▶ **GIVEN RECORDS**
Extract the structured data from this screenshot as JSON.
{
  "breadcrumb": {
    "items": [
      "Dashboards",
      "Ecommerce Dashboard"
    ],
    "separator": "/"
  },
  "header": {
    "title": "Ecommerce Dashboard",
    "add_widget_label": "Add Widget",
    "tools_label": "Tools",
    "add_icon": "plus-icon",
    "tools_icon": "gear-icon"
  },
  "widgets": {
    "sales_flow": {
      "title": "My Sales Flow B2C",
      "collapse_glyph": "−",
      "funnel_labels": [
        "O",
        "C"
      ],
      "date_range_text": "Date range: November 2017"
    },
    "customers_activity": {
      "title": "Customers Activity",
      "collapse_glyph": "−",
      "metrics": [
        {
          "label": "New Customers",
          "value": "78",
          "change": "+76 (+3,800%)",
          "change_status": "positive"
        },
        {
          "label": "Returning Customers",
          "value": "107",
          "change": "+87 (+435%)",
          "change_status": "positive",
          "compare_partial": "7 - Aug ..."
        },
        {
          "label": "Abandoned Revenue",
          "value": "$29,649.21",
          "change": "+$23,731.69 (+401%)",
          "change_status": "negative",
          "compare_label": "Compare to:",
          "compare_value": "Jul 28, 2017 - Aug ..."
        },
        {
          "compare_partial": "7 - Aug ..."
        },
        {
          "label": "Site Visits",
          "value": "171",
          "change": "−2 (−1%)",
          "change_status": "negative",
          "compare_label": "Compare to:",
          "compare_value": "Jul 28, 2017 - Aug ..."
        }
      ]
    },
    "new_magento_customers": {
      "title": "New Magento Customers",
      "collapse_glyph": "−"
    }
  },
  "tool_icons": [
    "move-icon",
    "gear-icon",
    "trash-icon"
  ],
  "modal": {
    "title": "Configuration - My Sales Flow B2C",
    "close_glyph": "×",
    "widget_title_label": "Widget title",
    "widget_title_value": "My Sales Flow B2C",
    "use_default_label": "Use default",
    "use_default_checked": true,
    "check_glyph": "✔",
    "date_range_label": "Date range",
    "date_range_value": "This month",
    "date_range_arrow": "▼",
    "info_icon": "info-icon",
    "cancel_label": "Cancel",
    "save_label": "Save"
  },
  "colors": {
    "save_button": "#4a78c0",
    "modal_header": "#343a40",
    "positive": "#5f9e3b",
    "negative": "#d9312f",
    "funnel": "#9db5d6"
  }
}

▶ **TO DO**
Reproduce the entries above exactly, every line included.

▶ **FINISHED EXERCISE**
Extract the structured data from this screenshot as JSON.
{
  "breadcrumb": {
    "items": [
      "Dashboards",
      "Ecommerce Dashboard"
    ],
    "separator": "/"
  },
  "header": {
    "title": "Ecommerce Dashboard",
    "add_widget_label": "Add Widget",
    "tools_label": "Tools",
    "add_icon": "plus-icon",
    "tools_icon": "gear-icon"
  },
  "widgets": {
    "sales_flow": {
      "title": "My Sales Flow B2C",
      "collapse_glyph": "−",
      "funnel_labels": [
        "O",
        "C"
      ],
      "date_range_text": "Date range: November 2017"
    },
    "customers_activity": {
      "title": "Customers Activity",
      "collapse_glyph": "−",
      "metrics": [
        {
          "label": "New Customers",
          "value": "78",
          "change": "+76 (+3,800%)",
          "change_status": "positive"
        },
        {
          "label": "Returning Customers",
          "value": "107",
          "change": "+87 (+435%)",
          "change_status": "positive",
          "compare_partial": "7 - Aug ..."
        },
        {
          "label": "Abandoned Revenue",
          "value": "$29,649.21",
          "change": "+$23,731.69 (+401%)",
          "change_status": "negative",
          "compare_label": "Compare to:",
          "compare_value": "Jul 28, 2017 - Aug ..."
        },
        {
          "compare_partial": "7 - Aug ..."
        },
        {
          "label": "Site Visits",
          "value": "171",
          "change": "−2 (−1%)",
          "change_status": "negative",
          "compare_label": "Compare to:",
          "compare_value": "Jul 28, 2017 - Aug ..."
        }
      ]
    },
    "new_magento_customers": {
      "title": "New Magento Customers",
      "collapse_glyph": "−"
    }
  },
  "tool_icons": [
    "move-icon",
    "gear-icon",
    "trash-icon"
  ],
  "modal": {
    "title": "Configuration - My Sales Flow B2C",
    "close_glyph": "×",
    "widget_title_label": "Widget title",
    "widget_title_value": "My Sales Flow B2C",
    "use_default_label": "Use default",
    "use_default_checked": true,
    "check_glyph": "✔",
    "date_range_label": "Date range",
    "date_range_value": "This month",
    "date_range_arrow": "▼",
    "info_icon": "info-icon",
    "cancel_label": "Cancel",
    "save_label": "Save"
  },
  "colors": {
    "save_button": "#4a78c0",
    "modal_header": "#343a40",
    "positive": "#5f9e3b",
    "negative": "#d9312f",
    "funnel": "#9db5d6"
  }
}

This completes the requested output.